When this production was originally seen here at the Open Air Theatre in June 2013, Quentin Letts for The Daily Mail praised it as being "a lovely show," explaing that "Deborah Bruce's brisk direction keep the story motoring... This is a perfect Pride And Prejudice: skittish, comical, easy on the eye and moving, even though we all know how it ends." Fiona Mountford in The London Evening Standard commented that, "inevitably some of the texture of this immortal book is lost in translation but it's remarkably little in Simon Reade's fluid adaptation," concluding that "all in, a lot to be proud of." Sarah Hemming in The Financial Times highlighted how "Deborah Bruce's spry, witty production uses the revolving stage to create a bustling social world... Simon Reade's fluid version adroitly balances plot essentials and detailed scenes... and what does translate well to drama is Jane Auste's brilliant depiction of character... Deborah Bruce's staging is bright with observant little details." Michael Billington in The Guardian thought that "Simon Reade has done a thoughtful, intelligent job and the production looks good, yet what one misses is the persistent, ironic voice of Jane Austen herself... Even if any adaptation inevitably offers diluted Jane Austen, Deborah Bruce's production is well staged." Libby Purves in The Times said that "this bicentennial Simon Reade adaptation provides an unusually elegant and thoughtful frame for Deborah Bruce, the director, and her bravely decolletée outdoor cast. It clips along smartly from scene to scene without a moment's confusion, and shows a respect for Jane Austen's dialogue and thought." Charles Spencer in The Daily Telegraph complained that it was a "lazy and underpowered production. It is - dread word - a romp that somehow misses almost everything that makes Pride and Prejudice such a great, wonderfully enjoyable novel... Deborah Bruce's production certainly looks a picture... unfortunately, the acting is decidedly patchy... this most delightful of novels proves a dreary dramatic slog." Likewise Julie Carpenter in The Daily Express said: "I'm afraid it is unlikely to be universally acknowledged a success... with scenes feeling all too rushed there is no time to build up a rapport between the two leads. Most obviously the production fails to capture Jane Austen's wit and knowing irony."
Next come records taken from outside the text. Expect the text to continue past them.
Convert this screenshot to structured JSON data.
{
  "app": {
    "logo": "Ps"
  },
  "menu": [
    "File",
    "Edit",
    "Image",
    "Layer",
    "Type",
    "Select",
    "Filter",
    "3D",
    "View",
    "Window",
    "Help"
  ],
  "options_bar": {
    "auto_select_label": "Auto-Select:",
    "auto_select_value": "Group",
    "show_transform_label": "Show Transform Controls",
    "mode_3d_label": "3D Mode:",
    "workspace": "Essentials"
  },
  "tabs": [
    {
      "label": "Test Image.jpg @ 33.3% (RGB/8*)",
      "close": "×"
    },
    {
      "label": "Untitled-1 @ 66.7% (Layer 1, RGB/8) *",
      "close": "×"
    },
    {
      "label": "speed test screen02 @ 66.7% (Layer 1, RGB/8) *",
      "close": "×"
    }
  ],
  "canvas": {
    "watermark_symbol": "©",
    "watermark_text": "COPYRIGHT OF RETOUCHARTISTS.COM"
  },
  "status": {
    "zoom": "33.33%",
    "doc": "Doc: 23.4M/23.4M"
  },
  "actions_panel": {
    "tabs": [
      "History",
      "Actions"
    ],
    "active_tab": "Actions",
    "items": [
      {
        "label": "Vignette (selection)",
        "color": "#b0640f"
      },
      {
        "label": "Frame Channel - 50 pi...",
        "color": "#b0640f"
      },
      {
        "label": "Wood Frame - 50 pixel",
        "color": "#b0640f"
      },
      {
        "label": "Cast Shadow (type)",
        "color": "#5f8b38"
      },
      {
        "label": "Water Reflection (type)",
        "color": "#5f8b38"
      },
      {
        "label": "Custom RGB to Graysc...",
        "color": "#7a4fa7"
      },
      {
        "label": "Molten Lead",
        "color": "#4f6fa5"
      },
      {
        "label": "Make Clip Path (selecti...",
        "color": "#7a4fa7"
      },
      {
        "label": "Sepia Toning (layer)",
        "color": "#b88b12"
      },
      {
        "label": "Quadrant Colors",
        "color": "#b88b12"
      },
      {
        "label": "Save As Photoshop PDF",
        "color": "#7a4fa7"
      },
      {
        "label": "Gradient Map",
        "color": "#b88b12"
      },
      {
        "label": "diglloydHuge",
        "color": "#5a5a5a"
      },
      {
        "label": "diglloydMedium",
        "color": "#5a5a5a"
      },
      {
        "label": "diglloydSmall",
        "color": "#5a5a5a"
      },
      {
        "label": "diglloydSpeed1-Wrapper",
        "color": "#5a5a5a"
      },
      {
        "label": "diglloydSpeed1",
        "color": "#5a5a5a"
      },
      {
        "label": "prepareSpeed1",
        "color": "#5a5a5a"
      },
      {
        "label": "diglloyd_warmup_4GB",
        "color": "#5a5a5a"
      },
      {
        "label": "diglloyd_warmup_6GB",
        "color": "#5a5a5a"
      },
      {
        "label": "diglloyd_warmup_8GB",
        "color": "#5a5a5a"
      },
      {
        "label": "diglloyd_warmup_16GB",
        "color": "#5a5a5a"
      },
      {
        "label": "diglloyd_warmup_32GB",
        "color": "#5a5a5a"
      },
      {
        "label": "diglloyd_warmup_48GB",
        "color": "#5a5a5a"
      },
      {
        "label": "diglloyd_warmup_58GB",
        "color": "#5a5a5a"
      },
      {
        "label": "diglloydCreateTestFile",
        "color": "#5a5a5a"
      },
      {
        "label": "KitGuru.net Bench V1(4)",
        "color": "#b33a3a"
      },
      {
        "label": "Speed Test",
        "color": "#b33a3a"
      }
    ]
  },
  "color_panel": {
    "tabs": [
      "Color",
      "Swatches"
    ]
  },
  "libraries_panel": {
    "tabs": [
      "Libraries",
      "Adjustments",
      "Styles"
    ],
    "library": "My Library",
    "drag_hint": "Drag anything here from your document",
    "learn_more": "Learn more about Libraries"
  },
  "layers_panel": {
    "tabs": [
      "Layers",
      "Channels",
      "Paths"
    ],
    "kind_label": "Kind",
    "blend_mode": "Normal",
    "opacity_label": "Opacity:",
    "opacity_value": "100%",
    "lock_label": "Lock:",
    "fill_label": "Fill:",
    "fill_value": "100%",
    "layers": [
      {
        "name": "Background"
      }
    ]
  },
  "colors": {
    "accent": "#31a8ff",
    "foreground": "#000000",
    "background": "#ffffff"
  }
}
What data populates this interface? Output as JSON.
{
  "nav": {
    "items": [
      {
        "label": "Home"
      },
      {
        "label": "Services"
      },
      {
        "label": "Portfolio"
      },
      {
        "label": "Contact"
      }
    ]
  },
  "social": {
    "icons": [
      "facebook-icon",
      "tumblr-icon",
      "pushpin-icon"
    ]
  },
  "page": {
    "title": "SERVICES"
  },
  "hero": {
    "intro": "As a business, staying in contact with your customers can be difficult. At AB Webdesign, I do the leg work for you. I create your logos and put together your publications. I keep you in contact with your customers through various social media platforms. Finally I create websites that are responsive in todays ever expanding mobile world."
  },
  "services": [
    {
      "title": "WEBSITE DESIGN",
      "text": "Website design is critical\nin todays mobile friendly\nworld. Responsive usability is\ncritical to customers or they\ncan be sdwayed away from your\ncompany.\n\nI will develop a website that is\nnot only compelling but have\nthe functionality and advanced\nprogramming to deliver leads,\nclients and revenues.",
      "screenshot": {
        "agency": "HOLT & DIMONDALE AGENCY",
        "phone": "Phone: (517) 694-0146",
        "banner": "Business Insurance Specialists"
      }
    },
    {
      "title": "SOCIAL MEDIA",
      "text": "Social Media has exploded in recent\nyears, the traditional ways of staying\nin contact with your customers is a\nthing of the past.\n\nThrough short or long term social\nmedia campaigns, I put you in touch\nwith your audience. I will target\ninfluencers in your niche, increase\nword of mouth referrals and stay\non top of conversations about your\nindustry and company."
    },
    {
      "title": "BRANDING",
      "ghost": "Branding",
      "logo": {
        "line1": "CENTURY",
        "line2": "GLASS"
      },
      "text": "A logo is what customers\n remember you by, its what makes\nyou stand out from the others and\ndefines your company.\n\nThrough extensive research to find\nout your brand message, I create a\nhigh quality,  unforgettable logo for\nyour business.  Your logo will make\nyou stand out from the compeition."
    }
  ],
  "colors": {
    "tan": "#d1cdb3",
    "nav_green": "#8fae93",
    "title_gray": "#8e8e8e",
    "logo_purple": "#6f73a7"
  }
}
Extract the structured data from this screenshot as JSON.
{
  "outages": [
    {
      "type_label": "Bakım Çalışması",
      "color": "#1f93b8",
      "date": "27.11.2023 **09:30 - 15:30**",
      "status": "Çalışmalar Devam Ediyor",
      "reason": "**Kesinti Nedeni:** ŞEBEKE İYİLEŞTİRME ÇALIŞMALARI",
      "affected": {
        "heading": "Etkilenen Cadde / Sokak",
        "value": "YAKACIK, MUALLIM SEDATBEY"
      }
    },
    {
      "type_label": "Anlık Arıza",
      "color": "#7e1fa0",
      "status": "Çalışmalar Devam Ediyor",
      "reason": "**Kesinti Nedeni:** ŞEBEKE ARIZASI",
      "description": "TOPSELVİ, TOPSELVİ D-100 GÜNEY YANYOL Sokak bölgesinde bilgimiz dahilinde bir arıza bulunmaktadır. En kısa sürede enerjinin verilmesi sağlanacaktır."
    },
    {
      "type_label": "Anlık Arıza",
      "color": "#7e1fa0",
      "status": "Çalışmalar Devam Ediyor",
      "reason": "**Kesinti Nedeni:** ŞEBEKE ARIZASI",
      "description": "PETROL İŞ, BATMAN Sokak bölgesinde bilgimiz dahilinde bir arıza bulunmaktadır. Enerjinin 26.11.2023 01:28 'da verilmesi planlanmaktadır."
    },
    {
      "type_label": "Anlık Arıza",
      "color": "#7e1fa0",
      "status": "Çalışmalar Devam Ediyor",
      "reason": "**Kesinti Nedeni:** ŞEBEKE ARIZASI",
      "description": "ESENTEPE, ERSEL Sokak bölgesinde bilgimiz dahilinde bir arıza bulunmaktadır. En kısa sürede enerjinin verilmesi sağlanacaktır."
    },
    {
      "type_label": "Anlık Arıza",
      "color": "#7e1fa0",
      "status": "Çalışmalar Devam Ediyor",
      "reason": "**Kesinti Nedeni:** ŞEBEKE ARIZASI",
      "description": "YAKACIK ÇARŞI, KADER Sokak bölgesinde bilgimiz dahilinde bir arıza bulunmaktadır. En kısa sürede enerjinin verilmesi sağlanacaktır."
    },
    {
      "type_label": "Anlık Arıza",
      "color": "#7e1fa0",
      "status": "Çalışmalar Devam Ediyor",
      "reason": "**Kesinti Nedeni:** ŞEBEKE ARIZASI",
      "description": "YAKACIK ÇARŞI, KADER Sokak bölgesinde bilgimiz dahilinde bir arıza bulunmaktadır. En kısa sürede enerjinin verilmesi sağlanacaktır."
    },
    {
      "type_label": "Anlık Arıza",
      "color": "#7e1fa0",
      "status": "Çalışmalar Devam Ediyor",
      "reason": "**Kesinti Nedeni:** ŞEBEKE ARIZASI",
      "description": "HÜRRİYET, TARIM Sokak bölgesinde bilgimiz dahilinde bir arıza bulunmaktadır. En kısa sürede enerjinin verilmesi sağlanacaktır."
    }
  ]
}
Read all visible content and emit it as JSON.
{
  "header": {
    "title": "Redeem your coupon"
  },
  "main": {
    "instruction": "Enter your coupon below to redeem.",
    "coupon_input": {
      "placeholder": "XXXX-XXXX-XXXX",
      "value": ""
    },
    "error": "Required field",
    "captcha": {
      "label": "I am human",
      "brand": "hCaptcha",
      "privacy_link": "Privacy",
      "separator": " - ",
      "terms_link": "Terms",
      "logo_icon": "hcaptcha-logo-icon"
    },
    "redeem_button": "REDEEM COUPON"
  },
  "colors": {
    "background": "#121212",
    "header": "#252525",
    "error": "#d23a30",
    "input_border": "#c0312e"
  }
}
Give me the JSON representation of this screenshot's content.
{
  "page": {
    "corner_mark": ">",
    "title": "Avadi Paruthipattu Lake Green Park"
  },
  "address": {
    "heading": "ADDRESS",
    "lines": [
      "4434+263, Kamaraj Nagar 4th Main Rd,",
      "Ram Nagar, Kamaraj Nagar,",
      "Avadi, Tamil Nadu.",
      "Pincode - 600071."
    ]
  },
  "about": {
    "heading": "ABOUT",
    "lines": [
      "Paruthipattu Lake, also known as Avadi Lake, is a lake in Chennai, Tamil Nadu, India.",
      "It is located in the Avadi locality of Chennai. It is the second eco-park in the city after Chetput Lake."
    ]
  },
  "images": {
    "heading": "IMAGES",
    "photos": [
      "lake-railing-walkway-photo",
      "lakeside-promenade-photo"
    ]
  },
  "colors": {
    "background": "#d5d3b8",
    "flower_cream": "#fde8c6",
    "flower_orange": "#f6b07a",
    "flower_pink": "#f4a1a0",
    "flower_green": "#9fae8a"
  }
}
Pride and Prejudice in London at the Open Air Theatre, Regent's Park with previewed from 2 September 2016, opened on 7 September 2016, and closed on 17 September 2016.